_WHAT TO PRODUCE_
Repeat the entries verbatim.

_EXCERPTED RECORDS_

----------------

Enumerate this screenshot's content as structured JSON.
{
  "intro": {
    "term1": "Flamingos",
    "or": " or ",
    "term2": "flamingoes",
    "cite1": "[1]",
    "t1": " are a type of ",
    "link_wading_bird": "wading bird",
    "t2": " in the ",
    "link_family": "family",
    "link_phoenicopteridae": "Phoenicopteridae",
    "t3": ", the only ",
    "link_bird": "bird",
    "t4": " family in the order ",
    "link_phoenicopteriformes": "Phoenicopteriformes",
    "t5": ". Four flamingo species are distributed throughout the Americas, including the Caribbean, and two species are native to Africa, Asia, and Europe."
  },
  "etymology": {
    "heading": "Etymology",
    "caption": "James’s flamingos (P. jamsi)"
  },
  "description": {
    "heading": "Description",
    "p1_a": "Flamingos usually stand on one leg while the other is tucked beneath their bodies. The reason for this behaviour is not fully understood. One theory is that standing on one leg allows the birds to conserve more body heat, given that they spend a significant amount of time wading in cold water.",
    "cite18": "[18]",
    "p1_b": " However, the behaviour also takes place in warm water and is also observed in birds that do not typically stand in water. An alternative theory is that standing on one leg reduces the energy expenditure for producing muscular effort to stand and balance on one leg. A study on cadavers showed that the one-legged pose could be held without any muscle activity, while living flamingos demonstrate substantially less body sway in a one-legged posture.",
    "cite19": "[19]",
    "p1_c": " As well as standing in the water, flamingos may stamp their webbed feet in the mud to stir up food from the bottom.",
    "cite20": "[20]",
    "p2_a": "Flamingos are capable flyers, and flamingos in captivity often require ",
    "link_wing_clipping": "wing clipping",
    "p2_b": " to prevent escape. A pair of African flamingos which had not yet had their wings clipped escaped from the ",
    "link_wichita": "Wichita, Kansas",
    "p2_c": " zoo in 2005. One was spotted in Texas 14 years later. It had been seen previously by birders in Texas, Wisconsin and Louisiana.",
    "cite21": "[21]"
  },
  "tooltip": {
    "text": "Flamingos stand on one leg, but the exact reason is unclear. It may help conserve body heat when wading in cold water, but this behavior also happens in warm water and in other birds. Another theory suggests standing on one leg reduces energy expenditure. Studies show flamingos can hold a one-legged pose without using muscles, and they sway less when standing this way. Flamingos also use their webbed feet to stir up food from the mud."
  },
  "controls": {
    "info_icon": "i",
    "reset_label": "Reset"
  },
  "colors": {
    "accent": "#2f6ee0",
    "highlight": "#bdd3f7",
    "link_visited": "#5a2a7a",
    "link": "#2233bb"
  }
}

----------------

_ANSWER AREA_
Enumerate this screenshot's content as structured JSON.
{
  "intro": {
    "term1": "Flamingos",
    "or": " or ",
    "term2": "flamingoes",
    "cite1": "[1]",
    "t1": " are a type of ",
    "link_wading_bird": "wading bird",
    "t2": " in the ",
    "link_family": "family",
    "link_phoenicopteridae": "Phoenicopteridae",
    "t3": ", the only ",
    "link_bird": "bird",
    "t4": " family in the order ",
    "link_phoenicopteriformes": "Phoenicopteriformes",
    "t5": ". Four flamingo species are distributed throughout the Americas, including the Caribbean, and two species are native to Africa, Asia, and Europe."
  },
  "etymology": {
    "heading": "Etymology",
    "caption": "James’s flamingos (P. jamsi)"
  },
  "description": {
    "heading": "Description",
    "p1_a": "Flamingos usually stand on one leg while the other is tucked beneath their bodies. The reason for this behaviour is not fully understood. One theory is that standing on one leg allows the birds to conserve more body heat, given that they spend a significant amount of time wading in cold water.",
    "cite18": "[18]",
    "p1_b": " However, the behaviour also takes place in warm water and is also observed in birds that do not typically stand in water. An alternative theory is that standing on one leg reduces the energy expenditure for producing muscular effort to stand and balance on one leg. A study on cadavers showed that the one-legged pose could be held without any muscle activity, while living flamingos demonstrate substantially less body sway in a one-legged posture.",
    "cite19": "[19]",
    "p1_c": " As well as standing in the water, flamingos may stamp their webbed feet in the mud to stir up food from the bottom.",
    "cite20": "[20]",
    "p2_a": "Flamingos are capable flyers, and flamingos in captivity often require ",
    "link_wing_clipping": "wing clipping",
    "p2_b": " to prevent escape. A pair of African flamingos which had not yet had their wings clipped escaped from the ",
    "link_wichita": "Wichita, Kansas",
    "p2_c": " zoo in 2005. One was spotted in Texas 14 years later. It had been seen previously by birders in Texas, Wisconsin and Louisiana.",
    "cite21": "[21]"
  },
  "tooltip": {
    "text": "Flamingos stand on one leg, but the exact reason is unclear. It may help conserve body heat when wading in cold water, but this behavior also happens in warm water and in other birds. Another theory suggests standing on one leg reduces energy expenditure. Studies show flamingos can hold a one-legged pose without using muscles, and they sway less when standing this way. Flamingos also use their webbed feet to stir up food from the mud."
  },
  "controls": {
    "info_icon": "i",
    "reset_label": "Reset"
  },
  "colors": {
    "accent": "#2f6ee0",
    "highlight": "#bdd3f7",
    "link_visited": "#5a2a7a",
    "link": "#2233bb"
  }
}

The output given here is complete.